Savery had a head for marketing as well as for steam. In 1702 he produced a pamphlet advertising his device as “An Engine to Raise Water By Fire”. His description may have been poetic, but it was literally exact. His engine pumped water by burning coal. Its killer application was draining coal mines. 

Humans may have discovered fire in distant prehistoric times, but the really useful thing about fire was only discovered in the 18th century. Never mind cooking or smelting metal or scaring wolves: fire can raise an awful lot of water. And if you can raise water, you can do pretty much anything, because raising water means you can exert force.

Savery’s and Newcomen’s engines were crude and simple, and by that I don’t mean that they were primitively made, rattling too much or leaking steam. They were just stupid designs, compared to Watt’s machines. They didn’t even use steam pressure to actually do their work, but just let the steam balance atmospheric pressure. Then they condensed the steam, by shooting in cold water, and let the suddenly unbalanced atmospheric pressure do the work. Savery’s engine didn’t even turn any moving parts, but just sucked water through pipes. It wasn’t so much more than a proof of concept, like the aeolipile.

Hindsight is 20/20, of course, and it’s not really fair to call Savery and Newcomen stupid. Watt’s proper steam-pressure engines also needed stronger boilers. The point is that even the crudest engines were such a quantum leap in power technology, compared to wind, water, or animal power, that they rapidly changed the world. In effect they turned lumps of coal into unprecedentedly huge amounts of practical work. Up until 1775, the Russian navy had been using two enormous windmills to drain its dry docks at Kronstadt; each time they drained the docks in order to work on a ship, the draining job took a year.
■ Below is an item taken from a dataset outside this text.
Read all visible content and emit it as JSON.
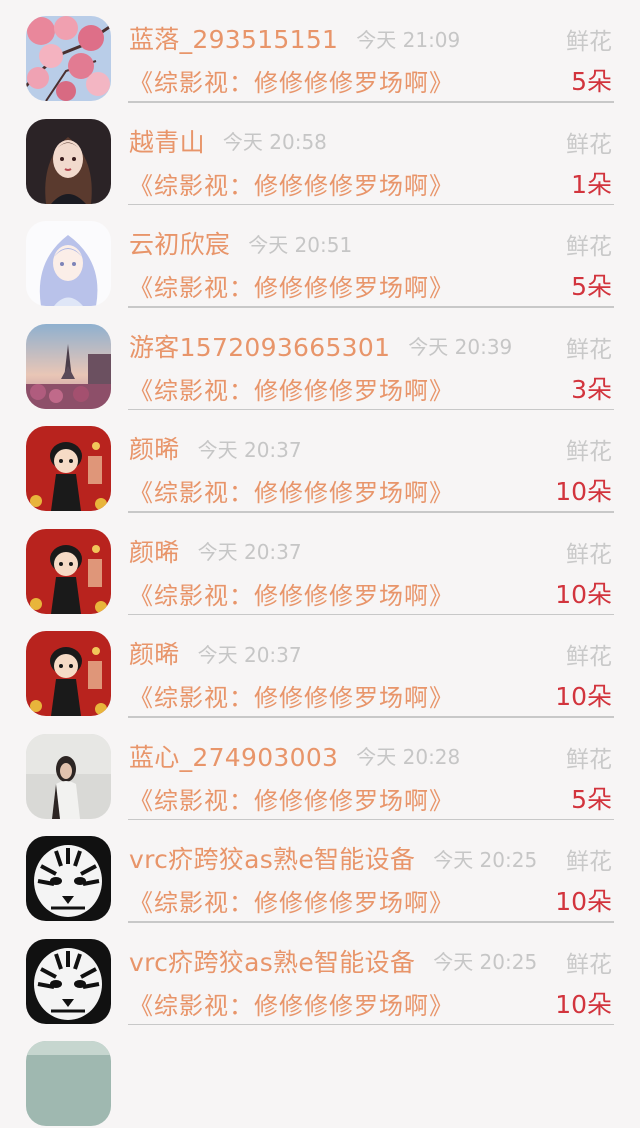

When they installed a single Newcomen engine, it did the job in two weeks.

With coal-fired steam engines, the human capacity to exert physical force suddenly soared. Even today, the biggest problem with changing to power sources other than combustion is that fire can provide so much more power than, say, sunlight or wind. We humans keep thinking wistfully about switching away from combustion, to some form of clean energy, but we really want to maintain our current energetic lifestyle. We're like a big city lawyer who wants to quit the firm and become a social worker, but also wants to keep up the mortgage payments.

Why is fire so very good for raising water? I have some thoughts on this, based on the fact that fire glows.